START Source information
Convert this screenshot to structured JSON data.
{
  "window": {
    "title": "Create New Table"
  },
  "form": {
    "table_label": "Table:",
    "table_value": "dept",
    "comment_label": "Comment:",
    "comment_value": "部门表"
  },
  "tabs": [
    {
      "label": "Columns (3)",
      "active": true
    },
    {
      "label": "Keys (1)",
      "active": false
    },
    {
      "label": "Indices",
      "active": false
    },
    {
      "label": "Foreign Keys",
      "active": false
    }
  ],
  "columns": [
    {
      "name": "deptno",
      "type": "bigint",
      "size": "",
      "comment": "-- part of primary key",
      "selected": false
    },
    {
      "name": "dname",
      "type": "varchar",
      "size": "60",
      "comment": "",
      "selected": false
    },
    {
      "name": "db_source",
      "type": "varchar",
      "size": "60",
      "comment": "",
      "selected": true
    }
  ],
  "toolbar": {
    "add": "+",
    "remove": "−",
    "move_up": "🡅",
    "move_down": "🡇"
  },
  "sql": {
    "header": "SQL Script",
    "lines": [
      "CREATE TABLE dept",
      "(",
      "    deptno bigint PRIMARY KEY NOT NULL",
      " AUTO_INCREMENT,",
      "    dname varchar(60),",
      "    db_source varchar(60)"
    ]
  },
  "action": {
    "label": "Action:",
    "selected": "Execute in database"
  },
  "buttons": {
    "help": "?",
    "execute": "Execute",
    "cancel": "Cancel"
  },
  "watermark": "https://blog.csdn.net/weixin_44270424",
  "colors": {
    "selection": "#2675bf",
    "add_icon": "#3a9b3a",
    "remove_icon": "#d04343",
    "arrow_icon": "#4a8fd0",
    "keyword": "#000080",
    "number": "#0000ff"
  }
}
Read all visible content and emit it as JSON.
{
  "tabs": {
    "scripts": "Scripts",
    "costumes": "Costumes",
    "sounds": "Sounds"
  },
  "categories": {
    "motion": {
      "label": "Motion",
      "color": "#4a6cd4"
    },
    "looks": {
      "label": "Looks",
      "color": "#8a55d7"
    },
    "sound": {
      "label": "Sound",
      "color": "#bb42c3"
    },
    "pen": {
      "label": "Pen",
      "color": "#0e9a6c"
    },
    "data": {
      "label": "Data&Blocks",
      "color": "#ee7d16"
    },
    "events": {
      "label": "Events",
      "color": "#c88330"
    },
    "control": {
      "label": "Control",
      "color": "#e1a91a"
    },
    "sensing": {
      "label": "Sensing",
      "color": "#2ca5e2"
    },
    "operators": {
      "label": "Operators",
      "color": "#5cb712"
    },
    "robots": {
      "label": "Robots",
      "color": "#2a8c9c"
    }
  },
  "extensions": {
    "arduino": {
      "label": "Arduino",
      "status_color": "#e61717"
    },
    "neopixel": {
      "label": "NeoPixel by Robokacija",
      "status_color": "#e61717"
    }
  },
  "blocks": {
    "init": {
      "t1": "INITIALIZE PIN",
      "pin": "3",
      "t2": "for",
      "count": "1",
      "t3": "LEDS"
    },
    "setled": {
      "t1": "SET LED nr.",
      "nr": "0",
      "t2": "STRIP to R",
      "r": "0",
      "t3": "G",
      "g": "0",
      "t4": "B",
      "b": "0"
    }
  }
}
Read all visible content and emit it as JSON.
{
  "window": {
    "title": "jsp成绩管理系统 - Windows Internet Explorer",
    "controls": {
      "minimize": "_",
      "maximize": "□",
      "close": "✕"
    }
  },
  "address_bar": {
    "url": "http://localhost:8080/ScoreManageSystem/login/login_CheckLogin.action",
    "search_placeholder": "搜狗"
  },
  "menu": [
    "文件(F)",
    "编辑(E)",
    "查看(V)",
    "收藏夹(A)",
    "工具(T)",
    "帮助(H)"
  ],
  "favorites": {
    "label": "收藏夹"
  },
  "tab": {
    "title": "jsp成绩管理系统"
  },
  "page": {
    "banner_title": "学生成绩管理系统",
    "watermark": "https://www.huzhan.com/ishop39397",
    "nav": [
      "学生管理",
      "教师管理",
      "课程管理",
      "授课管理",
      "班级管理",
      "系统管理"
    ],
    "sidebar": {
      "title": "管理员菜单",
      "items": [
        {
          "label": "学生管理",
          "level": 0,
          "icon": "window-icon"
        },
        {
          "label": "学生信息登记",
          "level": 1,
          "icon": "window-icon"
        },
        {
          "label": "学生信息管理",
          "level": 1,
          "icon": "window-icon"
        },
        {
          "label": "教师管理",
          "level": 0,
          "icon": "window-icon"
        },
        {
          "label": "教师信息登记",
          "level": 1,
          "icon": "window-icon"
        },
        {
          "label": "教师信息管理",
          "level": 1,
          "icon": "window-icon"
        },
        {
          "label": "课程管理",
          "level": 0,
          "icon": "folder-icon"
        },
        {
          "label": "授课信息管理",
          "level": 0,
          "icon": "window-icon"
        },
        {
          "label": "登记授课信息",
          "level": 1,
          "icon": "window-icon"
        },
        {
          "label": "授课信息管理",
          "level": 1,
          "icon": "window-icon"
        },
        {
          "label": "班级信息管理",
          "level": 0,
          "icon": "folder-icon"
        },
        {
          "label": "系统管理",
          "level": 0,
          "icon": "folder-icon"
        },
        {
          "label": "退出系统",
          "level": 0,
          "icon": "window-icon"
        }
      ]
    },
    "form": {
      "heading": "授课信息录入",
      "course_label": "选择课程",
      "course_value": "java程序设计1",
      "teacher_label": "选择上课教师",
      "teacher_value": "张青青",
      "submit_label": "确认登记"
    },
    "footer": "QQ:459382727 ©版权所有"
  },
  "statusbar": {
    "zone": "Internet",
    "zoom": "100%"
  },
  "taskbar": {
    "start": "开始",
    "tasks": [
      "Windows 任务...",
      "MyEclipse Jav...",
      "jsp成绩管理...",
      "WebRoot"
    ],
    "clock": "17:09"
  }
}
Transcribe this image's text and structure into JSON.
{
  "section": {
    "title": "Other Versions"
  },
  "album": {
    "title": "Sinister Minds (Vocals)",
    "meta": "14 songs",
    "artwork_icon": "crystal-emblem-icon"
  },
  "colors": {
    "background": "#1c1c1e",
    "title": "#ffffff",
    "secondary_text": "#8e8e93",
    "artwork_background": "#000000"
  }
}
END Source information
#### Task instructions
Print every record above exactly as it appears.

#### Result below
Convert this screenshot to structured JSON data.
{
  "window": {
    "title": "Create New Table"
  },
  "form": {
    "table_label": "Table:",
    "table_value": "dept",
    "comment_label": "Comment:",
    "comment_value": "部门表"
  },
  "tabs": [
    {
      "label": "Columns (3)",
      "active": true
    },
    {
      "label": "Keys (1)",
      "active": false
    },
    {
      "label": "Indices",
      "active": false
    },
    {
      "label": "Foreign Keys",
      "active": false
    }
  ],
  "columns": [
    {
      "name": "deptno",
      "type": "bigint",
      "size": "",
      "comment": "-- part of primary key",
      "selected": false
    },
    {
      "name": "dname",
      "type": "varchar",
      "size": "60",
      "comment": "",
      "selected": false
    },
    {
      "name": "db_source",
      "type": "varchar",
      "size": "60",
      "comment": "",
      "selected": true
    }
  ],
  "toolbar": {
    "add": "+",
    "remove": "−",
    "move_up": "🡅",
    "move_down": "🡇"
  },
  "sql": {
    "header": "SQL Script",
    "lines": [
      "CREATE TABLE dept",
      "(",
      "    deptno bigint PRIMARY KEY NOT NULL",
      " AUTO_INCREMENT,",
      "    dname varchar(60),",
      "    db_source varchar(60)"
    ]
  },
  "action": {
    "label": "Action:",
    "selected": "Execute in database"
  },
  "buttons": {
    "help": "?",
    "execute": "Execute",
    "cancel": "Cancel"
  },
  "watermark": "https://blog.csdn.net/weixin_44270424",
  "colors": {
    "selection": "#2675bf",
    "add_icon": "#3a9b3a",
    "remove_icon": "#d04343",
    "arrow_icon": "#4a8fd0",
    "keyword": "#000080",
    "number": "#0000ff"
  }
}
Read all visible content and emit it as JSON.
{
  "tabs": {
    "scripts": "Scripts",
    "costumes": "Costumes",
    "sounds": "Sounds"
  },
  "categories": {
    "motion": {
      "label": "Motion",
      "color": "#4a6cd4"
    },
    "looks": {
      "label": "Looks",
      "color": "#8a55d7"
    },
    "sound": {
      "label": "Sound",
      "color": "#bb42c3"
    },
    "pen": {
      "label": "Pen",
      "color": "#0e9a6c"
    },
    "data": {
      "label": "Data&Blocks",
      "color": "#ee7d16"
    },
    "events": {
      "label": "Events",
      "color": "#c88330"
    },
    "control": {
      "label": "Control",
      "color": "#e1a91a"
    },
    "sensing": {
      "label": "Sensing",
      "color": "#2ca5e2"
    },
    "operators": {
      "label": "Operators",
      "color": "#5cb712"
    },
    "robots": {
      "label": "Robots",
      "color": "#2a8c9c"
    }
  },
  "extensions": {
    "arduino": {
      "label": "Arduino",
      "status_color": "#e61717"
    },
    "neopixel": {
      "label": "NeoPixel by Robokacija",
      "status_color": "#e61717"
    }
  },
  "blocks": {
    "init": {
      "t1": "INITIALIZE PIN",
      "pin": "3",
      "t2": "for",
      "count": "1",
      "t3": "LEDS"
    },
    "setled": {
      "t1": "SET LED nr.",
      "nr": "0",
      "t2": "STRIP to R",
      "r": "0",
      "t3": "G",
      "g": "0",
      "t4": "B",
      "b": "0"
    }
  }
}
Read all visible content and emit it as JSON.
{
  "window": {
    "title": "jsp成绩管理系统 - Windows Internet Explorer",
    "controls": {
      "minimize": "_",
      "maximize": "□",
      "close": "✕"
    }
  },
  "address_bar": {
    "url": "http://localhost:8080/ScoreManageSystem/login/login_CheckLogin.action",
    "search_placeholder": "搜狗"
  },
  "menu": [
    "文件(F)",
    "编辑(E)",
    "查看(V)",
    "收藏夹(A)",
    "工具(T)",
    "帮助(H)"
  ],
  "favorites": {
    "label": "收藏夹"
  },
  "tab": {
    "title": "jsp成绩管理系统"
  },
  "page": {
    "banner_title": "学生成绩管理系统",
    "watermark": "https://www.huzhan.com/ishop39397",
    "nav": [
      "学生管理",
      "教师管理",
      "课程管理",
      "授课管理",
      "班级管理",
      "系统管理"
    ],
    "sidebar": {
      "title": "管理员菜单",
      "items": [
        {
          "label": "学生管理",
          "level": 0,
          "icon": "window-icon"
        },
        {
          "label": "学生信息登记",
          "level": 1,
          "icon": "window-icon"
        },
        {
          "label": "学生信息管理",
          "level": 1,
          "icon": "window-icon"
        },
        {
          "label": "教师管理",
          "level": 0,
          "icon": "window-icon"
        },
        {
          "label": "教师信息登记",
          "level": 1,
          "icon": "window-icon"
        },
        {
          "label": "教师信息管理",
          "level": 1,
          "icon": "window-icon"
        },
        {
          "label": "课程管理",
          "level": 0,
          "icon": "folder-icon"
        },
        {
          "label": "授课信息管理",
          "level": 0,
          "icon": "window-icon"
        },
        {
          "label": "登记授课信息",
          "level": 1,
          "icon": "window-icon"
        },
        {
          "label": "授课信息管理",
          "level": 1,
          "icon": "window-icon"
        },
        {
          "label": "班级信息管理",
          "level": 0,
          "icon": "folder-icon"
        },
        {
          "label": "系统管理",
          "level": 0,
          "icon": "folder-icon"
        },
        {
          "label": "退出系统",
          "level": 0,
          "icon": "window-icon"
        }
      ]
    },
    "form": {
      "heading": "授课信息录入",
      "course_label": "选择课程",
      "course_value": "java程序设计1",
      "teacher_label": "选择上课教师",
      "teacher_value": "张青青",
      "submit_label": "确认登记"
    },
    "footer": "QQ:459382727 ©版权所有"
  },
  "statusbar": {
    "zone": "Internet",
    "zoom": "100%"
  },
  "taskbar": {
    "start": "开始",
    "tasks": [
      "Windows 任务...",
      "MyEclipse Jav...",
      "jsp成绩管理...",
      "WebRoot"
    ],
    "clock": "17:09"
  }
}
Transcribe this image's text and structure into JSON.
{
  "section": {
    "title": "Other Versions"
  },
  "album": {
    "title": "Sinister Minds (Vocals)",
    "meta": "14 songs",
    "artwork_icon": "crystal-emblem-icon"
  },
  "colors": {
    "background": "#1c1c1e",
    "title": "#ffffff",
    "secondary_text": "#8e8e93",
    "artwork_background": "#000000"
  }
}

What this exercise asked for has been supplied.